Prior to revocation, the Attorney General must provide you with an “Order to Show Cause” why your registration should not be denied, revoked, or suspended. You must respond within 30 days of the order and administrative proceedings will commence pursuant to Section 1301.41.
In certain “emergency” situations, the Attorney General may suspend any registration simultaneously with the institution of proceedings where he or she finds that there is an “imminent danger to the public health or safety.” Therefore, if you refuse to voluntarily surrender your DEA controlled substance registration certificate, the DEA will be required to submit an order to show cause and provide you with an opportunity for a hearing.
Conversely, if you surrender your DEA registration, you are waiving your right to a hearing and you would be required to reapply for your registration after the resolution of the criminal, civil or administrative proceedings against you. Resolution of these matters could take a significant amount of time — possibly years.
In May 2014, the Office of the Inspector General (OIG) issued a report citing extreme delays in the adjudication process for suspensions, revocations, and denials of DEA registrations. The OIG concluded that “delays in the adjudication of registrant actions create risks to the public health and safety” as well as to the licensee.
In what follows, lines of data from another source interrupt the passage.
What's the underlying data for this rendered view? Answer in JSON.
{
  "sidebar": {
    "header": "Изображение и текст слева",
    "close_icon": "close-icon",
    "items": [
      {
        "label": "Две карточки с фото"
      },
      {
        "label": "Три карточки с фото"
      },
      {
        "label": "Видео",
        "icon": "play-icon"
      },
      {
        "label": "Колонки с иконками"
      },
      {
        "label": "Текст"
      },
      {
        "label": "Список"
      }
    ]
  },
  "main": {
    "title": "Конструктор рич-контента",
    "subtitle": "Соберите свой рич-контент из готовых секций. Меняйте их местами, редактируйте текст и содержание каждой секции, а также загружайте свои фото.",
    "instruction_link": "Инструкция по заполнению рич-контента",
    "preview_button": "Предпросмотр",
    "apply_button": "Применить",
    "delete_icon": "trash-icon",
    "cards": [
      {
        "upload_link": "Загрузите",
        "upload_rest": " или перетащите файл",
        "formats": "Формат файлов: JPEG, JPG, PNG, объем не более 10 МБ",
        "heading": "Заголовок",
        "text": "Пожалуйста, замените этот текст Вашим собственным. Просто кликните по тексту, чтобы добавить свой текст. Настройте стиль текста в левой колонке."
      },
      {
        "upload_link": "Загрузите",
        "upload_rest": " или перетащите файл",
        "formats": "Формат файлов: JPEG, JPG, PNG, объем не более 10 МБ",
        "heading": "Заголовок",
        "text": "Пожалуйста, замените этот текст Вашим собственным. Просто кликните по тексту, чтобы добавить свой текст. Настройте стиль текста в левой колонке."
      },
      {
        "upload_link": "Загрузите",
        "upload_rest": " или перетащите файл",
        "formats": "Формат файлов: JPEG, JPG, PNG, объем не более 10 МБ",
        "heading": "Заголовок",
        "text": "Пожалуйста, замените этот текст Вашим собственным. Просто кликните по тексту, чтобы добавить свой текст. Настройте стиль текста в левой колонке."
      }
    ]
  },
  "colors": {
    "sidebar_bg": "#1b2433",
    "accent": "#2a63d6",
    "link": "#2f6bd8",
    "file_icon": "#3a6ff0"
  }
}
The OIG found that adjudication could take more than one year between notification of hearing and agency action, which it deemed “very lengthy.” The OIG also noted that the Agency has “consistently failed to meet its own timeliness standards in adjudicating immediate suspension orders.”
As a result of the OIG’s review, it is clear why DEA agents routinely try to convince registrants they should surrender their DEA registration voluntarily and waive their right to a hearing. Given the extreme backlog of cases pending adjudication, a practitioner may continue prescribing until final adjudication by the agency is completed. As noted, this could take over a year.
If the Agency proceeds with an immediate suspension order, the significant delays in DEA adjudication could impact the practitioner negatively. In 2012, the DEA took 459 days to adjudicate an immediate suspension order. However, when faced with the choice of voluntary DEA registration surrender without a hearing and immediate suspension, the practitioner should almost always exercise their right to due process and request a hearing, because:
- there is a chance that the DEA will not file an immediate suspension order; and,
- the practitioner may have some likelihood of success at an administrative hearing.
Finally, if you voluntarily surrender your license and seek reinstatement, these delays will further impact your ability to return to practice after the completion of your pending administrative, criminal or civil matter.